_Work task:_ Scan the listing below for lines with "icon" in them. Give their number and nothing more.

### Data for this task ###

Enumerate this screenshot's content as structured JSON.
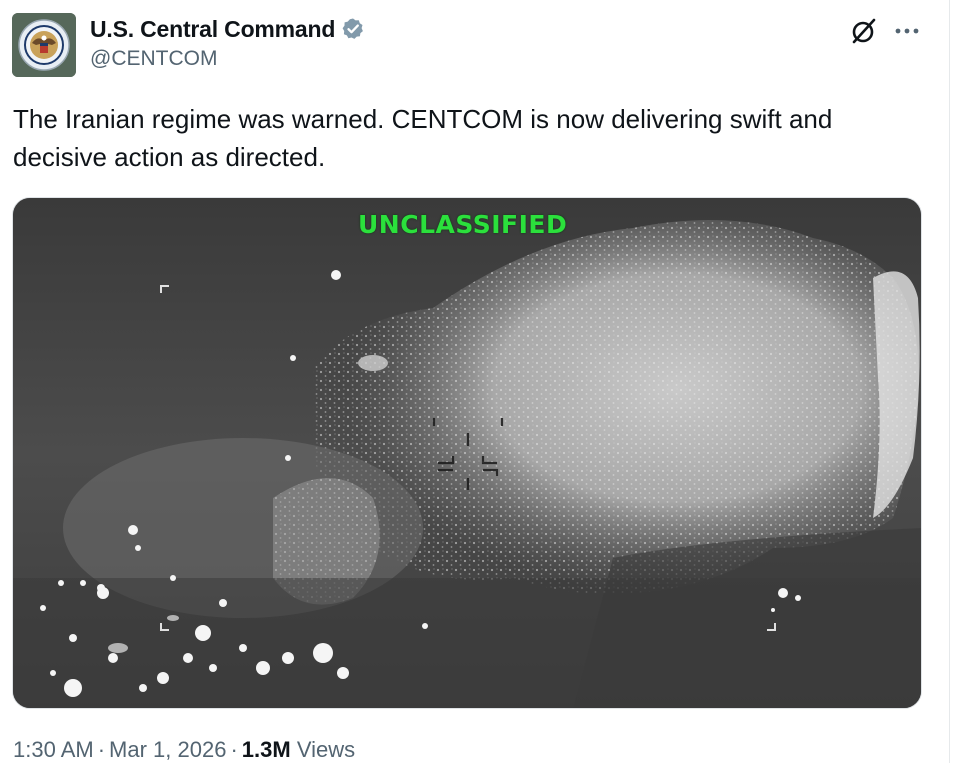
{
  "author": {
    "display_name": "U.S. Central Command",
    "handle": "@CENTCOM",
    "verified_color": "#829aab"
  },
  "actions": {
    "grok_icon": "grok-icon",
    "more_icon": "more-horizontal-icon"
  },
  "tweet": {
    "text": "The Iranian regime was warned. CENTCOM is now delivering swift and decisive action as directed."
  },
  "media": {
    "overlay_label": "UNCLASSIFIED",
    "overlay_color": "#2be03c"
  },
  "meta": {
    "time": "1:30 AM",
    "separator": "·",
    "date": "Mar 1, 2026",
    "views_count": "1.3M",
    "views_label": "Views"
  }
}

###

_Problem solution:_ 2